By the time we reached Vijawada, soaked to the bone, we were ready to call it a day after covering just 100k. However, as we looked for a hotel it seemed to brighten up – a sign from the rickshaw gods? – and we swung Kate into a restaurant car park. We looked a mess, but the customary army of waiters didn’t seem to mind and we ate another ridiculously big meal.

A decent drive in the afternoon and we reached Rajamundry just after dark. Getting on the internet, it seems other teams aren’t too far away. Perhaps there will be another sighting tomorrow? We checked on a team who are doing the run without a map. They don’t seem to be doing too well.

Distance traveled – 330k

Day 7 – Onglore

Day 7 – Onglore

A long and largely uneventful day today, we made a big distance along the boring but quick highway.
We were out by 8 and drove all morning to Nellore, via the outskirts of Chennai. Chennai is the biggest city we’ve gone by so far, and it showed! The insane traffic,thick smog and a cocktail of ‘interesting’ smells – this place seemed like a veritable… hole.

In Nellore we got on the internet and perhaps had a moment of realisation of how far we still have to go. A lot of hours to drive, and not many days to get them in.
The long days in the shaw aren’t too bad. There’s more room than we expected, we were probably more cramped in Normy’s Clio on the way to the airport. It’s hot but you get a good breeze coming through due to the lack of sides, and the noise is… well yeah the noise is pretty annoying but you do get used to it.

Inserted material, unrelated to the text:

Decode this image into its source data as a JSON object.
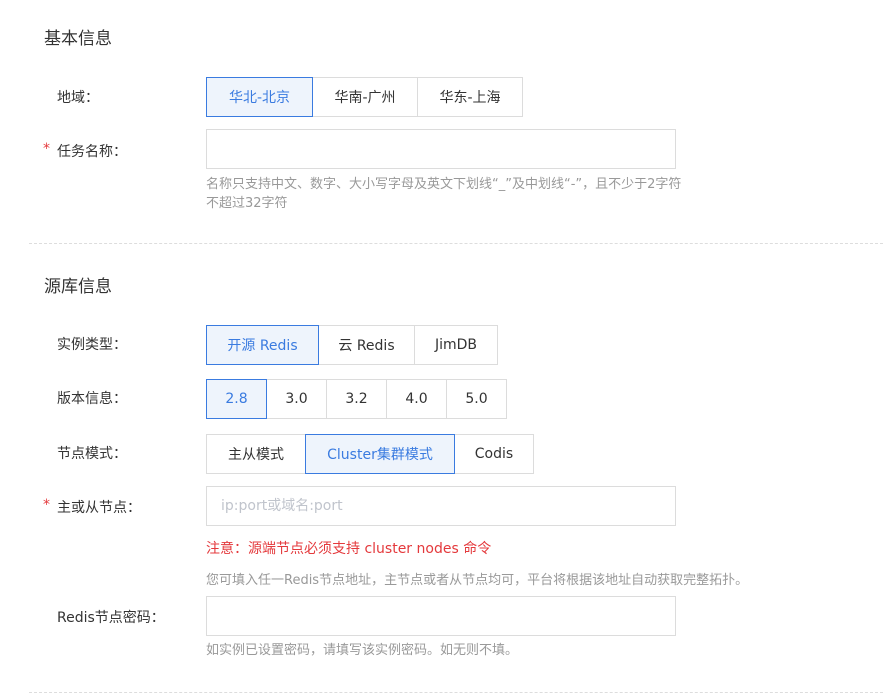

We’ve been pushing her a little harder now she’s been broken in through the first 1000k (hit that milestone this morning), and we were averaging 50km/h plus for a few hours.
Carrying on past Nellore, we aimed for Ongole. A storm threatened but never materialised (probably because I wasn’t sat in the middle), and we encountered the first team we’ve seen since the first day! ANOTHER BLOODY TEAM! It was the Italians – team Tonerroti. They sped past us – the lightweights were only going 2 in a shaw – but did exchange high fives as they overtook.

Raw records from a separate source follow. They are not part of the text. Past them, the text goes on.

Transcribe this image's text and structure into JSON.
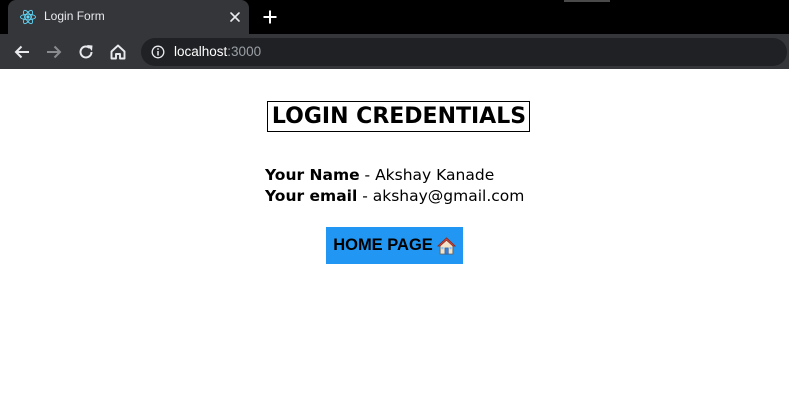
{
  "browser": {
    "tab_title": "Login Form",
    "url_host": "localhost",
    "url_port": ":3000",
    "icons": {
      "favicon": "react-icon",
      "tab_close": "close-icon",
      "new_tab": "plus-icon",
      "back": "arrow-left-icon",
      "forward": "arrow-right-icon",
      "reload": "reload-icon",
      "home": "home-icon",
      "site_info": "info-icon"
    }
  },
  "page": {
    "title": "LOGIN CREDENTIALS",
    "name_label": "Your Name",
    "name_value": " - Akshay Kanade",
    "email_label": "Your email",
    "email_value": " - akshay@gmail.com",
    "home_button_label": "HOME PAGE",
    "home_button_icon": "house-icon"
  },
  "colors": {
    "button_bg": "#2196f3",
    "chrome_dark": "#35363a",
    "tabstrip": "#000000",
    "omnibox": "#202124"
  }
}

We hit Ongole at about half 7. We saw a hotel on the outskirts and dived in. After checking in we headed straight to the restaurant for some tea. It’s fair to say we were hungry as we’d not eaten all day, but none of us could expect what was to come.

We all ordered our food, watched by the 976 waiting staff. We noticed on the menu it proclaimed that the restaurant has the ‘best margharitas in town’. Now we’ve not had a drink since the launch party, so we thought we’d treat ourselves. It wasn’t until we’d confused a few waiters that we realised the menu was actually for an Italian restaurant (in Dubai!), which this place had somehow gotten their hands on and stuck their food list inside. We prayed we wouldn’t be served four pizzas, and got stuck into the starter.
As soon as that was done, the next course came out. For some reason the waiters shared out each individual meal between the four of us – we’ve no idea why as everyone else in there was being served normally, maybe they think it’s how English people eat – and we realised this was going to be a bit of a bumper meal. As soon as we finished each course it would be replaced by the next – Lamb Rogan Josh, Chilly Chicken, Chicken Fried Rice, all supplemented with breads – we ended up eating 8 courses in about 20 minutes. It still only came to 4 pounds odd each!
It wasn’t until we were safely up in our rooms we could be sure the margharitas weren’t coming.

Distance traveled - 375k ish